While Jeb Bush travels the country vacuuming up money for his PAC, he's taking a little extra time to lock down the GOP's wonks. In January, Bush met with several of the intellectuals profiled by Sam Tanenhaus in his summer 2014 "party of ideas" piece. Young Guns Network policy director April Ponnuru had, as reported by Tanenhaus, brainstormed a "reform conservatism" strategy with Yuval Levin, Peter Wehner, and her husband Ramesh Ponnuru (who is a Bloomberg View columnist). The four of them joined Bush in January, and April Ponnuru is likely to join the nascent Bush campaign as a policy adviser, sources said.
Levin confirmed that the January meeting took place, but added that the "reform conservatives" were keeping open doors and long office hours. "We've talked (separately or sometimes a few of us together or with others) with other Republicans thinking of running for president or people around them in recent months too," wrote Levin in an e-mail, "as I know many people in the think tank world have." April Ponnuru declined to comment; Bush's PAC did not immediately respond to a request for comment.
The gravitational pull of the Bush effort has, up to now, attracted critical media attention. The news of George W. Bush foreign policy veterans signing up, as reported by Bloomberg Politics' Michael C. Bender last week, overwhelmed the message of Jeb Bush's setpiece foreign policy speech in Chicago. Its soundbite of choice was "I'm my own man"; by Sunday, Iraq War architect Paul Wolfowitz was appearing on CNN, as a Bush policy adviser.
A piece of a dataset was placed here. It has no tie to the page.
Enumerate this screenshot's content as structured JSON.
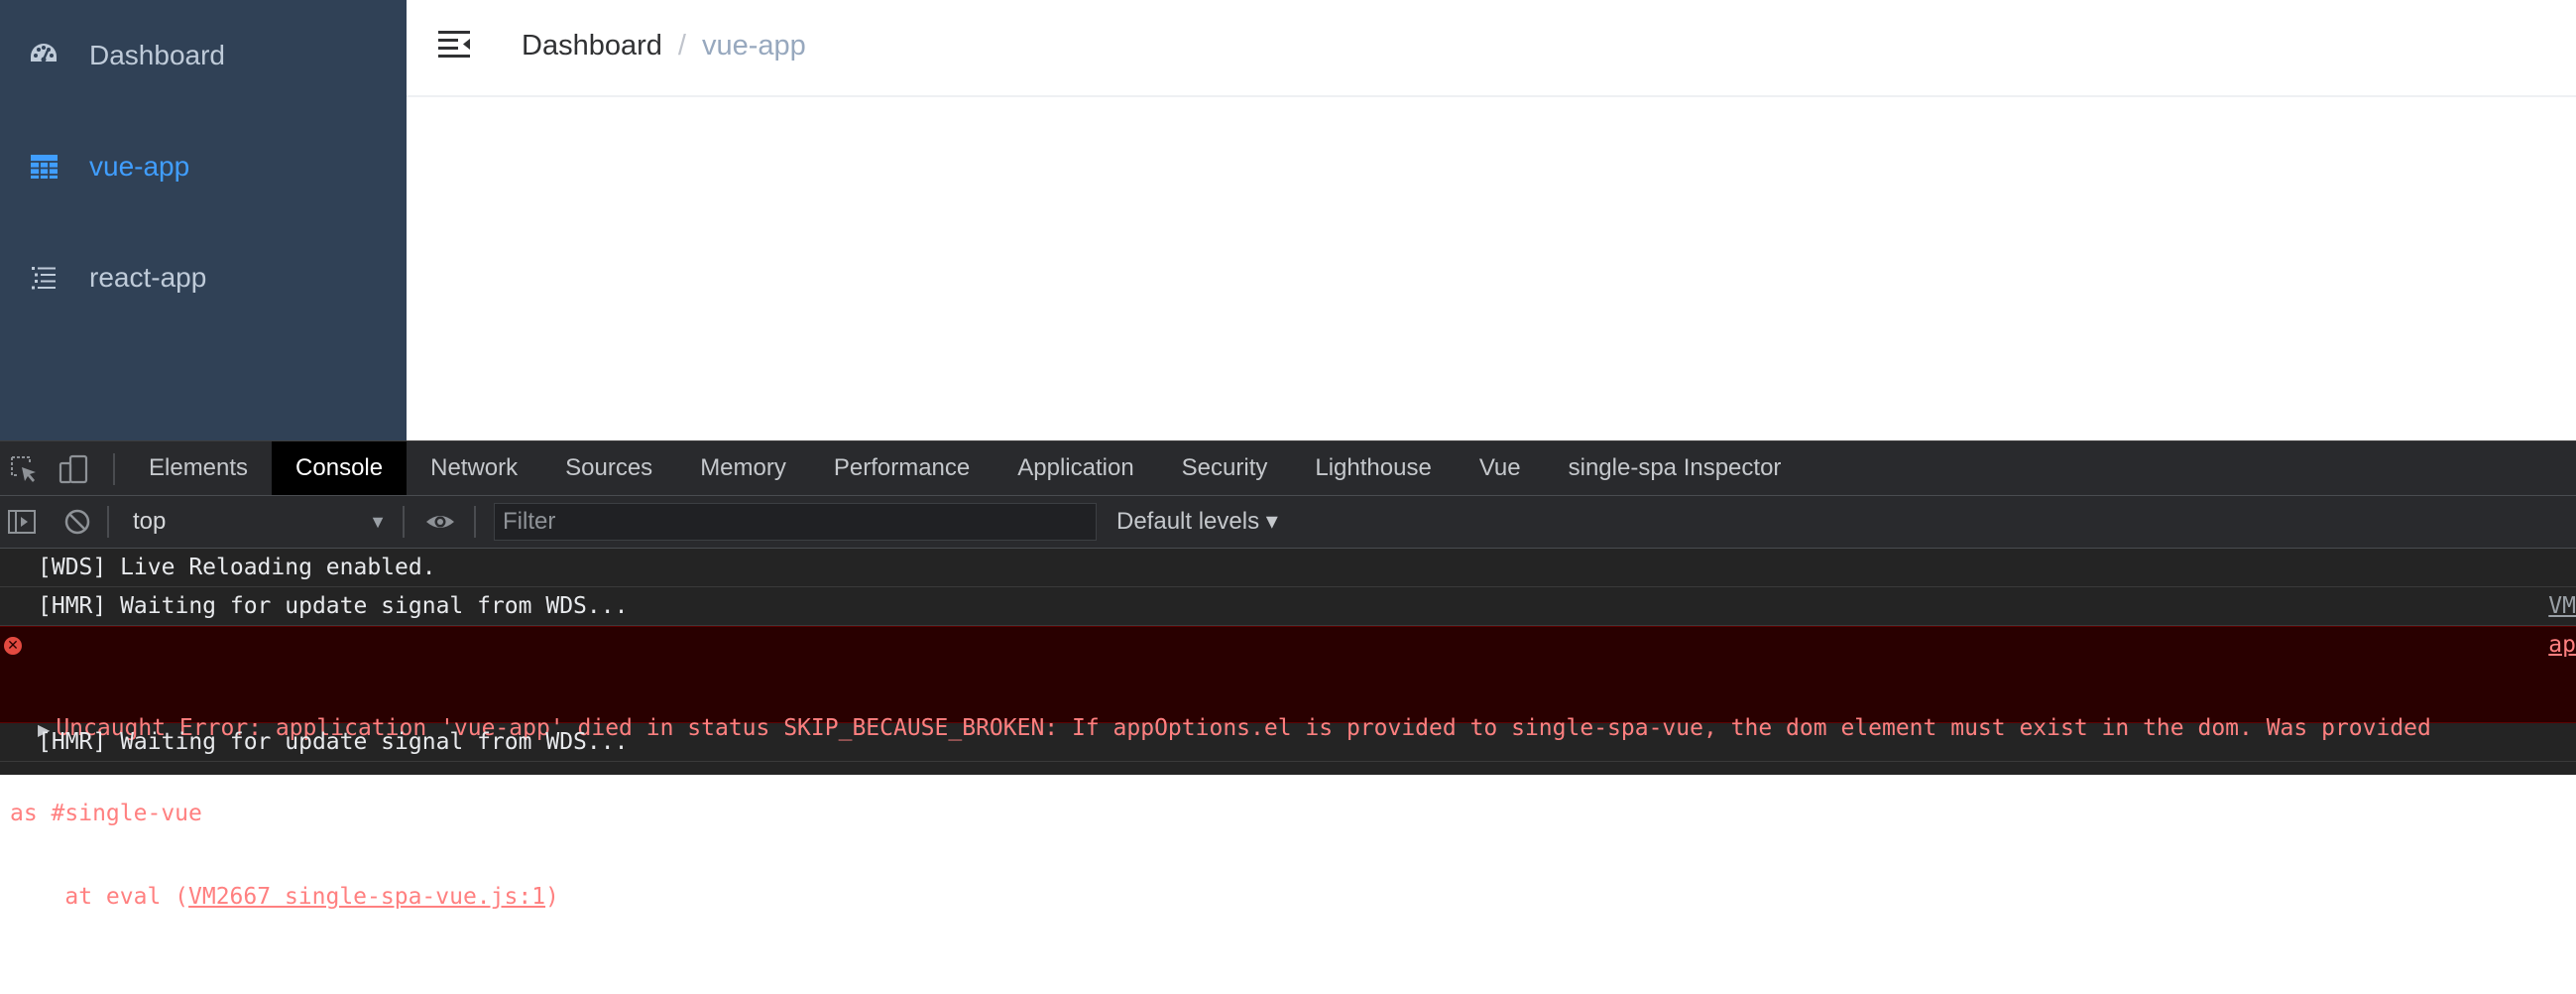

Bush's rummage through the "reform conservative" files isn't nearly as riven as him taking advice from veterans of his brother's national-security shop. The "reform conservative" brand, loose as it is, gets better and brighter media coverage than almost anything else in the movement. In columns for Bloomberg View, for example, Ponnuru has argued that the former Florida governor is "highly unlikely to lose" the GOP nomination despite his heresies on immigration and Common Core. While Louisiana Governor Bobby Jindal is reborn as an anti-Common Core samurai, while Wisconsin Governor Scott Walker takes out his pen for a right-to-work bill, Bush gets to be an ideas man—not unlike another politician, with an identical last name, 16 years ago.